-- Material for this task --

◇ ◇ ◇ ◇ ◇

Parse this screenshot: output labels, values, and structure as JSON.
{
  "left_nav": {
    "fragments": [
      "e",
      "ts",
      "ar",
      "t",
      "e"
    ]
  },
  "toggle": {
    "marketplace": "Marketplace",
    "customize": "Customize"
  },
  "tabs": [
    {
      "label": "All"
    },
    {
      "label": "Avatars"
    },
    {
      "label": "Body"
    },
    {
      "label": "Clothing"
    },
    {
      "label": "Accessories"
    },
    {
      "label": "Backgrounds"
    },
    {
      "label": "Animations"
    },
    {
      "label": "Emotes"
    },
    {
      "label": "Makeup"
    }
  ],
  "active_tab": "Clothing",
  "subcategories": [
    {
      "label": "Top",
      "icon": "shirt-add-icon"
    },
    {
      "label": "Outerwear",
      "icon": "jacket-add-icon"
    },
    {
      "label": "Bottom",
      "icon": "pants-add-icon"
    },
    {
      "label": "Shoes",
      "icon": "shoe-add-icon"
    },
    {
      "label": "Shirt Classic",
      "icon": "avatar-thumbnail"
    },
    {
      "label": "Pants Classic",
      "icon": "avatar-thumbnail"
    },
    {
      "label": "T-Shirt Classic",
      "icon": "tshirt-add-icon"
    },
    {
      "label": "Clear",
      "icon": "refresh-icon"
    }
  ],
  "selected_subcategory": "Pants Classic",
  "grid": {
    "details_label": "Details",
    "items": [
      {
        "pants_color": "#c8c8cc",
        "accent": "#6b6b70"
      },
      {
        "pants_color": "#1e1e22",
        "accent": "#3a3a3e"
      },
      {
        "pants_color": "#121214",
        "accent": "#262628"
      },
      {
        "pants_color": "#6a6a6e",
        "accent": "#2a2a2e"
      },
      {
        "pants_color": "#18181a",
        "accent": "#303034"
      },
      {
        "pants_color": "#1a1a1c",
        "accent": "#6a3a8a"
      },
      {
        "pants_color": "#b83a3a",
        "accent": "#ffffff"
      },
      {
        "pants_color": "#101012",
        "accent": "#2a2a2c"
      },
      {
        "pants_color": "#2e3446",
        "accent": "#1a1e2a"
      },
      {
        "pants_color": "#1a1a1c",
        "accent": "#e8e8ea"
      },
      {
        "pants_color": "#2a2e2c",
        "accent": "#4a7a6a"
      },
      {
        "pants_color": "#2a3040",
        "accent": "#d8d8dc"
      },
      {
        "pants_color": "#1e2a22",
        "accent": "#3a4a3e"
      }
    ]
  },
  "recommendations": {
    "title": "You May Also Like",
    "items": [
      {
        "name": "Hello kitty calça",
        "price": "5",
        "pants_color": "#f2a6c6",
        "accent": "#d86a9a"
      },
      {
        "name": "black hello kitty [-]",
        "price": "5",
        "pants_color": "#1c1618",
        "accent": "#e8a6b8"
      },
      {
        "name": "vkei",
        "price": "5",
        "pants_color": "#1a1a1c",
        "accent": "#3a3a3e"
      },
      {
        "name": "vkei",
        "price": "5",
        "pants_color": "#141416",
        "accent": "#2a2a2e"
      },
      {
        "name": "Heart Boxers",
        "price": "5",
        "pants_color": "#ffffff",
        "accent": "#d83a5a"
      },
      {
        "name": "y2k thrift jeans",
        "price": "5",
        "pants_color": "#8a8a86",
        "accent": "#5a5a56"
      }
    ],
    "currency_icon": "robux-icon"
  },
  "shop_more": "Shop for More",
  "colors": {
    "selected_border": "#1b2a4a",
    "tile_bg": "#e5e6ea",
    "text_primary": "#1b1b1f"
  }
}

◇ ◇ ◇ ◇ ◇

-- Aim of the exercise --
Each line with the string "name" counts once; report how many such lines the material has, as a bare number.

-- Written response --
6